The cast she’s revisited for Director’s Cut—which industry pundits are forecasting will knock out Adele’s current U.K. chart reign—includes a song called Lily, which is based on one of her real-life heroines, the late Lily Cornford, a noted spiritual healer in London with whom Bush became close friends in the ’90s. “She was one of those very rare people who are intelligent, intuitive and kind,” she says of Cornford, who believed in mental colour healing—a process whereby patients would be restored to health by seeing various hues. “I was really moved by Lily and impressed with her strength and knowledge, so it led to a song—which she thought was hilarious.”
Another track veering off the beaten path for Bush is the first single on the album, Deeper Understanding. Although it was written in the late ’80s, the re-recording speaks to today’s tech-obsessed generation. Which is why Bush asked her 12-year-old son Bertie to sing on the track with her as the voice of a computer. “I thought it would be more poignant to have the voice of a child coming from a computer singing about this great empathy and compassion.”
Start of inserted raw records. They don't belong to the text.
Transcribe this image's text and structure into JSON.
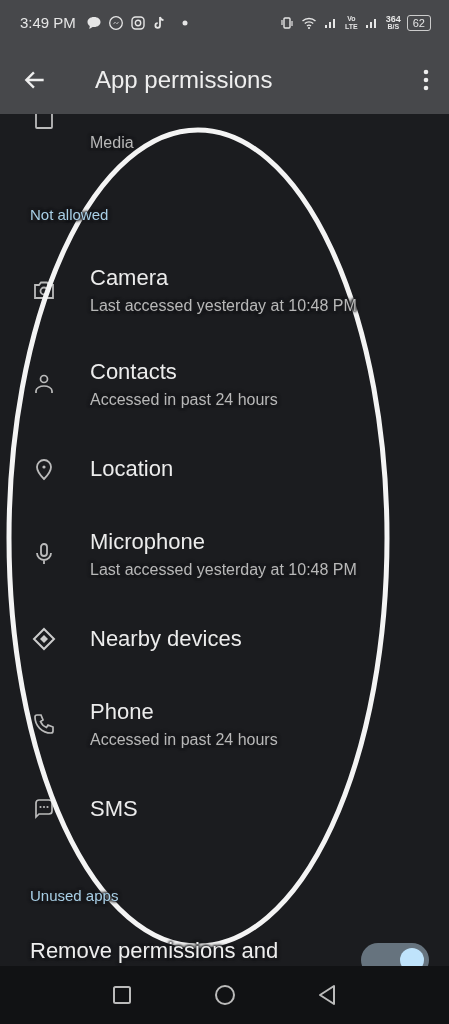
{
  "status_bar": {
    "time": "3:49 PM",
    "volte_top": "Vo",
    "volte_bottom": "LTE",
    "speed_value": "364",
    "speed_unit": "B/S",
    "battery": "62"
  },
  "app_bar": {
    "title": "App permissions"
  },
  "top_item": {
    "subtitle": "Media"
  },
  "not_allowed": {
    "header": "Not allowed",
    "items": [
      {
        "title": "Camera",
        "subtitle": "Last accessed yesterday at 10:48 PM"
      },
      {
        "title": "Contacts",
        "subtitle": "Accessed in past 24 hours"
      },
      {
        "title": "Location"
      },
      {
        "title": "Microphone",
        "subtitle": "Last accessed yesterday at 10:48 PM"
      },
      {
        "title": "Nearby devices"
      },
      {
        "title": "Phone",
        "subtitle": "Accessed in past 24 hours"
      },
      {
        "title": "SMS"
      }
    ]
  },
  "unused": {
    "header": "Unused apps",
    "title": "Remove permissions and",
    "on": true
  }
}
Aside from the litany of cultural, social and real-life references in her catalogue, Bush’s throat is what impresses her contemporaries most. On the phone from Paris, famous fan Marianne Faithfull notes that Bush’s four-octave range should be regarded as a “national treasure.” “My favorite instrument in the whole world is the human female voice, and Kate Bush is one of the reasons why. It is, by far, a Stradivarius,” Faithfull says. “Which is why she rarely deals with the press or isn’t in a rush to record. She’s one of the few who can be above all that.”